struct rectangle
{
    int width, height;
};

is equivalent to the C++ class:

class rectangle
{
public:
    int width, height;
};

Note finally, that in C++ we do not need to use typedef to rename our structure. We can use the name directly in an application as in the following example.

struct rectangle
{
    int width, height;
};

main()
{
    rectangle rect;
    ...
}

 

Designing Methods
Class designers need to think about the ways users might interface or use class objects. Success of a class depends on the completeness and efficiency of the design. It's often helpful to think of the general tasks any well-designed class should encapsulate. These tasks are implemented as various types of class methods (or member functions). Let's look at four general ways of categorizing the tasks that every well-designed class should support. Consider this as a type of checklist for any future class you might design. We’ll be encountering many of these types of functions during our study of C++ details.

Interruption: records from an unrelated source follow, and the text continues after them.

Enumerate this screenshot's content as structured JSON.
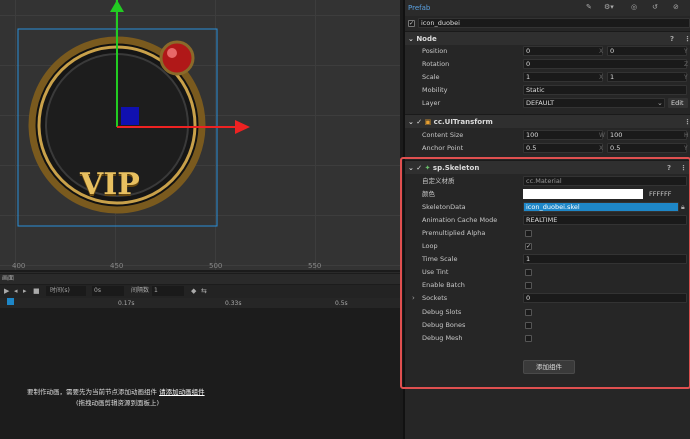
{
  "scene": {
    "ruler_x": [
      "400",
      "450",
      "500",
      "550"
    ],
    "vip_text": "VIP"
  },
  "anim": {
    "title": "画面",
    "time_unit": "时间(s)",
    "time_value": "0s",
    "interval_label": "间隔数",
    "interval_value": "1",
    "ticks": [
      "0.17s",
      "0.33s",
      "0.5s"
    ],
    "msg_line1": "要制作动画，需要先为当前节点添加动画组件",
    "msg_link": "请添加动画组件",
    "msg_line2": "(拖拽动画剪辑资源到面板上)"
  },
  "inspector": {
    "header": "Prefab",
    "node_name": "icon_duobei",
    "node_section": "Node",
    "position": {
      "label": "Position",
      "x": "0",
      "y": "0"
    },
    "rotation": {
      "label": "Rotation",
      "z": "0"
    },
    "scale": {
      "label": "Scale",
      "x": "1",
      "y": "1"
    },
    "mobility": {
      "label": "Mobility",
      "value": "Static"
    },
    "layer": {
      "label": "Layer",
      "value": "DEFAULT",
      "edit": "Edit"
    },
    "ui_section": "cc.UITransform",
    "content_size": {
      "label": "Content Size",
      "w": "100",
      "h": "100"
    },
    "anchor": {
      "label": "Anchor Point",
      "x": "0.5",
      "y": "0.5"
    },
    "sk_section": "sp.Skeleton",
    "custom_material": {
      "label": "自定义材质",
      "value": "cc.Material"
    },
    "color": {
      "label": "颜色",
      "value": "FFFFFF"
    },
    "skeleton_data": {
      "label": "SkeletonData",
      "value": "icon_duobei.skel"
    },
    "cache_mode": {
      "label": "Animation Cache Mode",
      "value": "REALTIME"
    },
    "premult": {
      "label": "Premultiplied Alpha"
    },
    "loop": {
      "label": "Loop"
    },
    "time_scale": {
      "label": "Time Scale",
      "value": "1"
    },
    "use_tint": {
      "label": "Use Tint"
    },
    "enable_batch": {
      "label": "Enable Batch"
    },
    "sockets": {
      "label": "Sockets",
      "value": "0"
    },
    "debug_slots": {
      "label": "Debug Slots"
    },
    "debug_bones": {
      "label": "Debug Bones"
    },
    "debug_mesh": {
      "label": "Debug Mesh"
    },
    "add_component": "添加组件"
  },
  "colors": {
    "highlight": "#e05050",
    "accent_blue": "#1e87c8"
  }
}
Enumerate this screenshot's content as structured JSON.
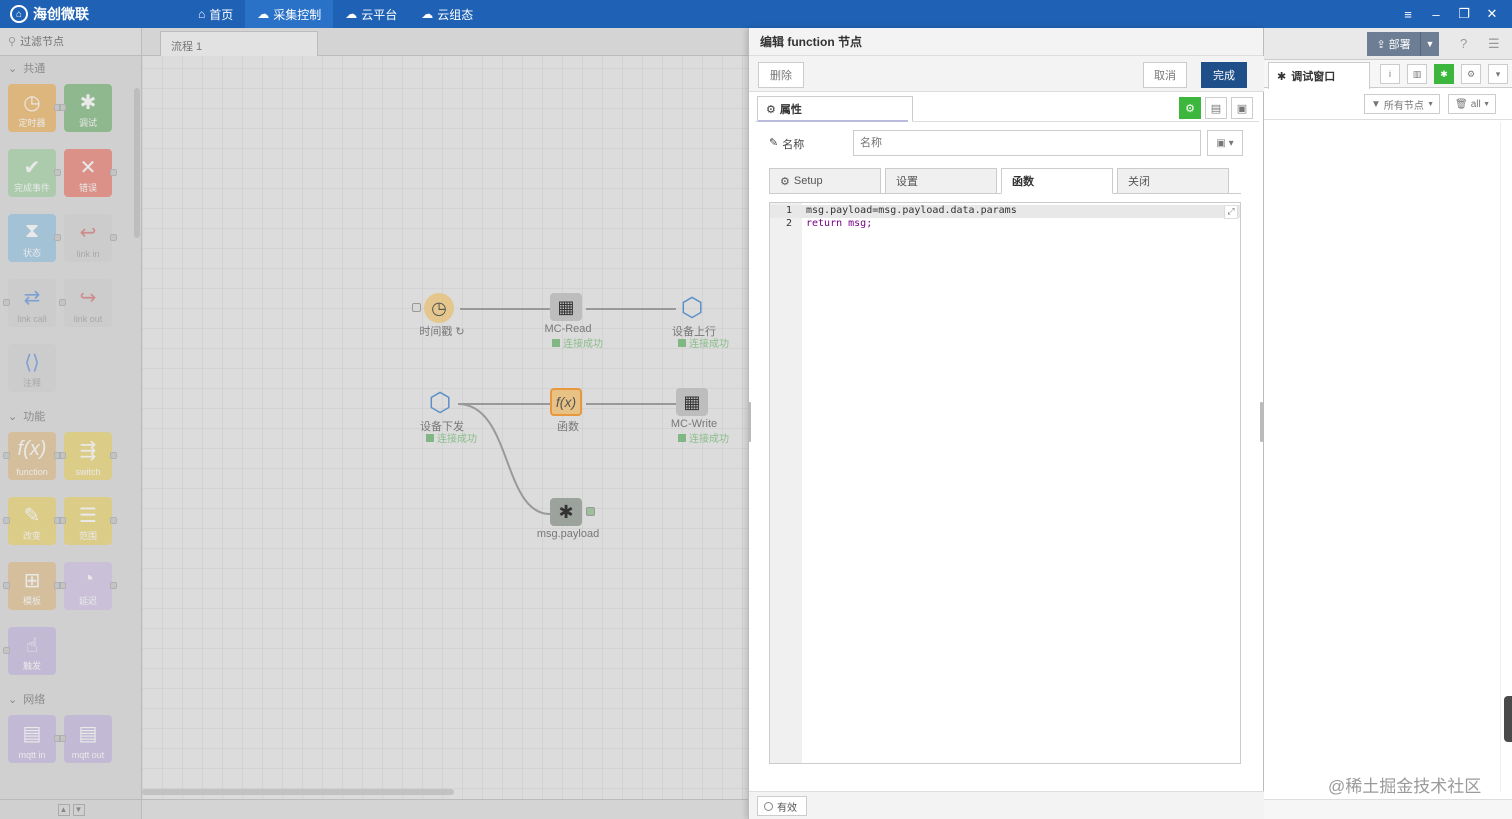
{
  "app": {
    "brand": "海创微联",
    "nav": [
      {
        "label": "首页",
        "icon": "home-icon"
      },
      {
        "label": "采集控制",
        "icon": "cloud-sync-icon"
      },
      {
        "label": "云平台",
        "icon": "cloud-icon"
      },
      {
        "label": "云组态",
        "icon": "cloud-icon"
      }
    ],
    "window_controls": [
      "≡",
      "–",
      "❐",
      "✕"
    ]
  },
  "palette": {
    "search_placeholder": "过滤节点",
    "categories": [
      {
        "name": "共通",
        "nodes": [
          "定时器",
          "调试",
          "完成事件",
          "错误",
          "状态",
          "link in",
          "link call",
          "link out",
          "注释"
        ]
      },
      {
        "name": "功能",
        "nodes": [
          "function",
          "switch",
          "改变",
          "范围",
          "模板",
          "延迟",
          "触发"
        ]
      },
      {
        "name": "网络",
        "nodes": [
          "mqtt in",
          "mqtt out"
        ]
      }
    ]
  },
  "workspace": {
    "tab": "流程 1",
    "nodes": [
      {
        "label": "时间戳 ↻"
      },
      {
        "label": "MC-Read",
        "status": "连接成功"
      },
      {
        "label": "设备上行",
        "status": "连接成功"
      },
      {
        "label": "设备下发",
        "status": "连接成功"
      },
      {
        "label": "函数"
      },
      {
        "label": "MC-Write",
        "status": "连接成功"
      },
      {
        "label": "msg.payload"
      }
    ]
  },
  "editor": {
    "title": "编辑 function 节点",
    "delete": "删除",
    "cancel": "取消",
    "done": "完成",
    "properties_tab": "属性",
    "name_label": "名称",
    "name_placeholder": "名称",
    "tabs": [
      "Setup",
      "设置",
      "函数",
      "关闭"
    ],
    "active_tab": "函数",
    "code": [
      "msg.payload=msg.payload.data.params",
      "return msg;"
    ],
    "valid": "有效"
  },
  "sidebar": {
    "deploy": "部署",
    "debug_tab": "调试窗口",
    "filter_nodes": "所有节点",
    "filter_all": "all"
  },
  "watermark": "@稀土掘金技术社区"
}
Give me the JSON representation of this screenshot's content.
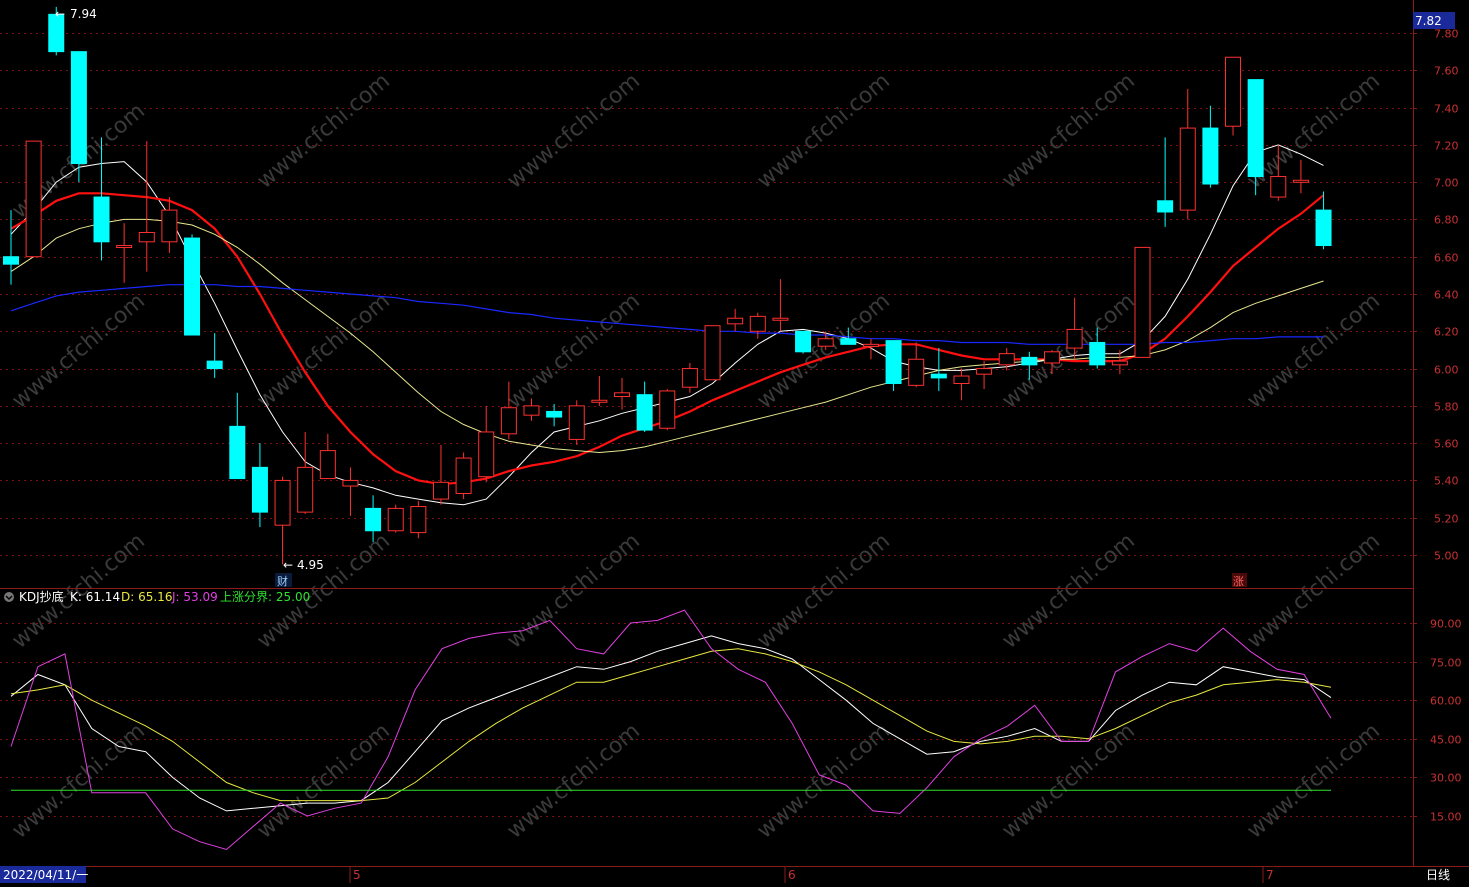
{
  "colors": {
    "bg": "#000000",
    "frame": "#8b1a1a",
    "grid": "#7a1010",
    "up": "#ff3030",
    "down": "#00ffff",
    "ma_white": "#ffffff",
    "ma_red": "#ff1010",
    "ma_yellow": "#e8e890",
    "ma_blue": "#1a28ff",
    "k": "#ffffff",
    "d": "#e8e840",
    "j": "#e040e0",
    "line25": "#30e030",
    "axis_text": "#c83232",
    "label_text": "#ffffff"
  },
  "main_panel": {
    "price_axis_ticks": [
      "7.80",
      "7.60",
      "7.40",
      "7.20",
      "7.00",
      "6.80",
      "6.60",
      "6.40",
      "6.20",
      "6.00",
      "5.80",
      "5.60",
      "5.40",
      "5.20",
      "5.00"
    ],
    "last_price_tag": "7.82",
    "high_annotation": "7.94",
    "low_annotation": "4.95",
    "marker_cai": "财",
    "marker_zhang": "涨"
  },
  "kdj_panel": {
    "title": "KDJ抄底",
    "k_label": "K: 61.14",
    "d_label": "D: 65.16",
    "j_label": "J: 53.09",
    "line_label": "上涨分界: 25.00",
    "axis_ticks": [
      "90.00",
      "75.00",
      "60.00",
      "45.00",
      "30.00",
      "15.00"
    ]
  },
  "bottom_bar": {
    "date_label": "2022/04/11/一",
    "month_labels": [
      "5",
      "6",
      "7"
    ],
    "period_label": "日线"
  },
  "watermark": "www.cfchi.com",
  "chart_data": [
    {
      "type": "candlestick",
      "title": "",
      "ylim": [
        4.8,
        7.85
      ],
      "candles": [
        {
          "o": 6.6,
          "c": 6.56,
          "h": 6.85,
          "l": 6.45
        },
        {
          "o": 6.6,
          "c": 7.22,
          "h": 7.22,
          "l": 6.6
        },
        {
          "o": 7.9,
          "c": 7.7,
          "h": 7.94,
          "l": 7.68
        },
        {
          "o": 7.7,
          "c": 7.1,
          "h": 7.7,
          "l": 7.0
        },
        {
          "o": 6.92,
          "c": 6.68,
          "h": 7.24,
          "l": 6.58
        },
        {
          "o": 6.66,
          "c": 6.66,
          "h": 6.78,
          "l": 6.46
        },
        {
          "o": 6.68,
          "c": 6.73,
          "h": 7.22,
          "l": 6.52
        },
        {
          "o": 6.68,
          "c": 6.85,
          "h": 6.92,
          "l": 6.62
        },
        {
          "o": 6.7,
          "c": 6.18,
          "h": 6.72,
          "l": 6.18
        },
        {
          "o": 6.04,
          "c": 6.0,
          "h": 6.19,
          "l": 5.95
        },
        {
          "o": 5.69,
          "c": 5.41,
          "h": 5.87,
          "l": 5.41
        },
        {
          "o": 5.47,
          "c": 5.23,
          "h": 5.6,
          "l": 5.15
        },
        {
          "o": 5.16,
          "c": 5.4,
          "h": 5.42,
          "l": 4.95
        },
        {
          "o": 5.23,
          "c": 5.47,
          "h": 5.66,
          "l": 5.22
        },
        {
          "o": 5.41,
          "c": 5.56,
          "h": 5.65,
          "l": 5.41
        },
        {
          "o": 5.37,
          "c": 5.4,
          "h": 5.47,
          "l": 5.21
        },
        {
          "o": 5.25,
          "c": 5.13,
          "h": 5.32,
          "l": 5.07
        },
        {
          "o": 5.13,
          "c": 5.25,
          "h": 5.27,
          "l": 5.12
        },
        {
          "o": 5.12,
          "c": 5.26,
          "h": 5.29,
          "l": 5.09
        },
        {
          "o": 5.3,
          "c": 5.39,
          "h": 5.59,
          "l": 5.27
        },
        {
          "o": 5.33,
          "c": 5.52,
          "h": 5.55,
          "l": 5.3
        },
        {
          "o": 5.42,
          "c": 5.66,
          "h": 5.8,
          "l": 5.39
        },
        {
          "o": 5.65,
          "c": 5.79,
          "h": 5.93,
          "l": 5.62
        },
        {
          "o": 5.75,
          "c": 5.8,
          "h": 5.84,
          "l": 5.72
        },
        {
          "o": 5.77,
          "c": 5.74,
          "h": 5.81,
          "l": 5.69
        },
        {
          "o": 5.62,
          "c": 5.8,
          "h": 5.83,
          "l": 5.59
        },
        {
          "o": 5.82,
          "c": 5.83,
          "h": 5.96,
          "l": 5.8
        },
        {
          "o": 5.85,
          "c": 5.87,
          "h": 5.95,
          "l": 5.78
        },
        {
          "o": 5.86,
          "c": 5.67,
          "h": 5.93,
          "l": 5.66
        },
        {
          "o": 5.68,
          "c": 5.88,
          "h": 5.89,
          "l": 5.67
        },
        {
          "o": 5.9,
          "c": 6.0,
          "h": 6.03,
          "l": 5.87
        },
        {
          "o": 5.94,
          "c": 6.23,
          "h": 6.23,
          "l": 5.94
        },
        {
          "o": 6.24,
          "c": 6.27,
          "h": 6.32,
          "l": 6.2
        },
        {
          "o": 6.2,
          "c": 6.28,
          "h": 6.3,
          "l": 6.16
        },
        {
          "o": 6.27,
          "c": 6.27,
          "h": 6.48,
          "l": 6.2
        },
        {
          "o": 6.2,
          "c": 6.09,
          "h": 6.2,
          "l": 6.08
        },
        {
          "o": 6.12,
          "c": 6.16,
          "h": 6.2,
          "l": 6.1
        },
        {
          "o": 6.16,
          "c": 6.13,
          "h": 6.22,
          "l": 6.13
        },
        {
          "o": 6.13,
          "c": 6.13,
          "h": 6.16,
          "l": 6.05
        },
        {
          "o": 6.15,
          "c": 5.92,
          "h": 6.15,
          "l": 5.88
        },
        {
          "o": 5.91,
          "c": 6.05,
          "h": 6.14,
          "l": 5.9
        },
        {
          "o": 5.97,
          "c": 5.95,
          "h": 6.11,
          "l": 5.88
        },
        {
          "o": 5.92,
          "c": 5.96,
          "h": 6.0,
          "l": 5.83
        },
        {
          "o": 5.97,
          "c": 6.0,
          "h": 6.04,
          "l": 5.89
        },
        {
          "o": 6.02,
          "c": 6.08,
          "h": 6.11,
          "l": 5.99
        },
        {
          "o": 6.06,
          "c": 6.02,
          "h": 6.09,
          "l": 5.94
        },
        {
          "o": 6.03,
          "c": 6.09,
          "h": 6.1,
          "l": 5.97
        },
        {
          "o": 6.11,
          "c": 6.21,
          "h": 6.38,
          "l": 6.05
        },
        {
          "o": 6.14,
          "c": 6.02,
          "h": 6.22,
          "l": 6.0
        },
        {
          "o": 6.02,
          "c": 6.04,
          "h": 6.1,
          "l": 5.97
        },
        {
          "o": 6.06,
          "c": 6.65,
          "h": 6.65,
          "l": 6.06
        },
        {
          "o": 6.9,
          "c": 6.84,
          "h": 7.24,
          "l": 6.76
        },
        {
          "o": 6.85,
          "c": 7.29,
          "h": 7.5,
          "l": 6.8
        },
        {
          "o": 7.29,
          "c": 6.99,
          "h": 7.41,
          "l": 6.97
        },
        {
          "o": 7.3,
          "c": 7.67,
          "h": 7.67,
          "l": 7.25
        },
        {
          "o": 7.55,
          "c": 7.03,
          "h": 7.55,
          "l": 6.93
        },
        {
          "o": 6.92,
          "c": 7.03,
          "h": 7.2,
          "l": 6.9
        },
        {
          "o": 7.01,
          "c": 7.01,
          "h": 7.12,
          "l": 6.94
        },
        {
          "o": 6.85,
          "c": 6.66,
          "h": 6.95,
          "l": 6.64
        }
      ],
      "moving_averages": [
        {
          "color": "white",
          "values": [
            6.72,
            6.85,
            7.0,
            7.08,
            7.1,
            7.11,
            7.0,
            6.82,
            6.58,
            6.35,
            6.1,
            5.86,
            5.66,
            5.5,
            5.43,
            5.39,
            5.36,
            5.32,
            5.3,
            5.28,
            5.27,
            5.3,
            5.42,
            5.55,
            5.66,
            5.69,
            5.72,
            5.76,
            5.79,
            5.82,
            5.85,
            5.92,
            6.03,
            6.13,
            6.2,
            6.21,
            6.19,
            6.16,
            6.11,
            6.04,
            6.01,
            5.99,
            5.99,
            6.0,
            6.01,
            6.03,
            6.05,
            6.07,
            6.08,
            6.08,
            6.15,
            6.28,
            6.48,
            6.72,
            6.98,
            7.16,
            7.2,
            7.15,
            7.09
          ]
        },
        {
          "color": "red",
          "values": [
            6.75,
            6.82,
            6.9,
            6.94,
            6.94,
            6.93,
            6.92,
            6.9,
            6.85,
            6.75,
            6.6,
            6.4,
            6.18,
            5.98,
            5.8,
            5.66,
            5.54,
            5.45,
            5.4,
            5.38,
            5.39,
            5.41,
            5.45,
            5.48,
            5.5,
            5.53,
            5.58,
            5.64,
            5.68,
            5.72,
            5.77,
            5.83,
            5.88,
            5.93,
            5.98,
            6.02,
            6.06,
            6.09,
            6.12,
            6.13,
            6.13,
            6.1,
            6.07,
            6.05,
            6.05,
            6.05,
            6.05,
            6.04,
            6.04,
            6.04,
            6.08,
            6.16,
            6.28,
            6.41,
            6.55,
            6.65,
            6.75,
            6.83,
            6.93
          ]
        },
        {
          "color": "yellow",
          "values": [
            6.52,
            6.6,
            6.7,
            6.75,
            6.78,
            6.8,
            6.8,
            6.79,
            6.77,
            6.72,
            6.65,
            6.56,
            6.46,
            6.37,
            6.28,
            6.19,
            6.09,
            5.98,
            5.87,
            5.77,
            5.7,
            5.65,
            5.61,
            5.59,
            5.57,
            5.56,
            5.55,
            5.56,
            5.58,
            5.61,
            5.64,
            5.67,
            5.7,
            5.73,
            5.76,
            5.79,
            5.82,
            5.86,
            5.9,
            5.93,
            5.96,
            5.99,
            6.01,
            6.02,
            6.03,
            6.04,
            6.05,
            6.05,
            6.06,
            6.06,
            6.07,
            6.1,
            6.15,
            6.22,
            6.3,
            6.35,
            6.39,
            6.43,
            6.47
          ]
        },
        {
          "color": "blue",
          "values": [
            6.31,
            6.35,
            6.39,
            6.41,
            6.42,
            6.43,
            6.44,
            6.45,
            6.45,
            6.45,
            6.44,
            6.44,
            6.43,
            6.42,
            6.41,
            6.4,
            6.39,
            6.38,
            6.36,
            6.35,
            6.34,
            6.32,
            6.3,
            6.29,
            6.27,
            6.26,
            6.25,
            6.24,
            6.23,
            6.22,
            6.21,
            6.2,
            6.2,
            6.19,
            6.19,
            6.18,
            6.18,
            6.17,
            6.16,
            6.16,
            6.15,
            6.15,
            6.14,
            6.14,
            6.14,
            6.13,
            6.13,
            6.13,
            6.13,
            6.13,
            6.13,
            6.14,
            6.14,
            6.15,
            6.16,
            6.16,
            6.17,
            6.17,
            6.17
          ]
        }
      ]
    },
    {
      "type": "line",
      "title": "KDJ抄底",
      "ylim": [
        0,
        102
      ],
      "series": [
        {
          "name": "K",
          "values": [
            61.5,
            70,
            66,
            49,
            42,
            40,
            30,
            22,
            17,
            18,
            19,
            20,
            20,
            21,
            28,
            40,
            52,
            57,
            61,
            65,
            69,
            73,
            72,
            75,
            79,
            82,
            85,
            82,
            80,
            76,
            68,
            60,
            51,
            45,
            39,
            40,
            44,
            46,
            49,
            44,
            44,
            56,
            62,
            67,
            66,
            73,
            71,
            69,
            68,
            61
          ]
        },
        {
          "name": "D",
          "values": [
            62.5,
            64,
            66,
            60,
            55,
            50,
            44,
            36,
            28,
            24,
            21,
            21,
            21,
            21,
            22,
            28,
            36,
            44,
            51,
            57,
            62,
            67,
            67,
            70,
            73,
            76,
            79,
            80,
            78,
            75,
            71,
            66,
            60,
            54,
            48,
            44,
            43,
            44,
            46,
            46,
            45,
            49,
            54,
            59,
            62,
            66,
            67,
            68,
            67,
            65
          ]
        },
        {
          "name": "J",
          "values": [
            42,
            73,
            78,
            24,
            24,
            24,
            10,
            5,
            2,
            11,
            20,
            15,
            18,
            20,
            38,
            64,
            80,
            84,
            86,
            87,
            91,
            80,
            78,
            90,
            91,
            95,
            80,
            72,
            67,
            51,
            31,
            27,
            17,
            16,
            26,
            38,
            45,
            50,
            58,
            44,
            44,
            71,
            77,
            82,
            79,
            88,
            79,
            72,
            70,
            53
          ]
        },
        {
          "name": "上涨分界",
          "values": [
            25
          ]
        }
      ]
    }
  ]
}
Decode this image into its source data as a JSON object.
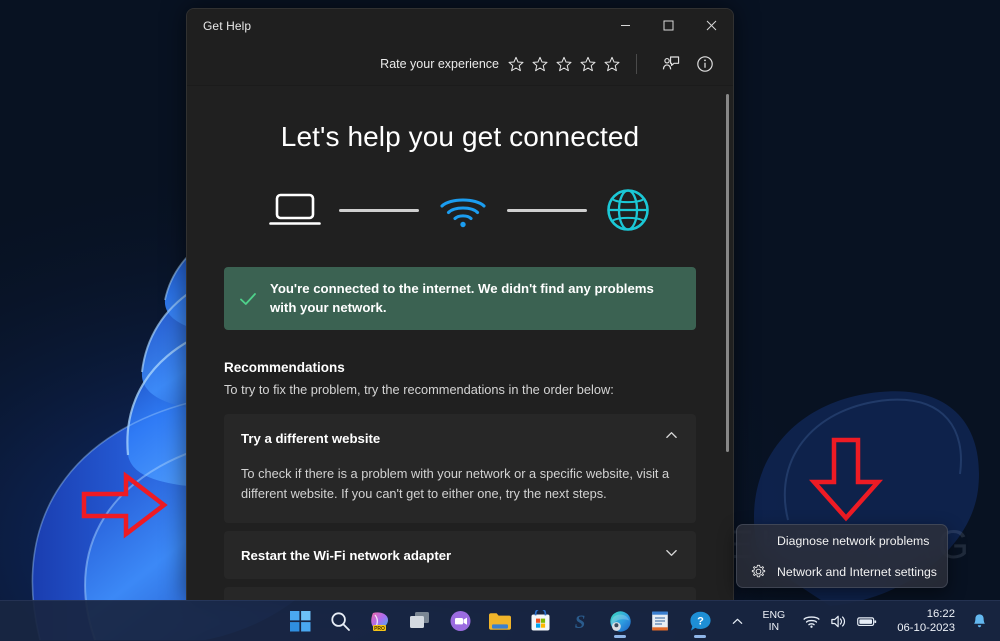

    Manager functions

- Manage class objects
- Initialization
- Assignment
- Memory management
- Copy functions
- Print functions
- Type conversion
- Usually invoked implicitly by the compiler


    Implementor functions

- Provides the capabilities associated with the class
- Describes and implements the essential behavior of the class
- Provide capabilities for operations with other objects


    Helping functions

- Carry out auxiliary tasks
- Usually not intended to be invoked directly by the user
- Provide support for other class member functions
- Generally declared as private


    Access functions

- Member functions supporting user access to private data
- Allows user to get and set private data within bounds of class design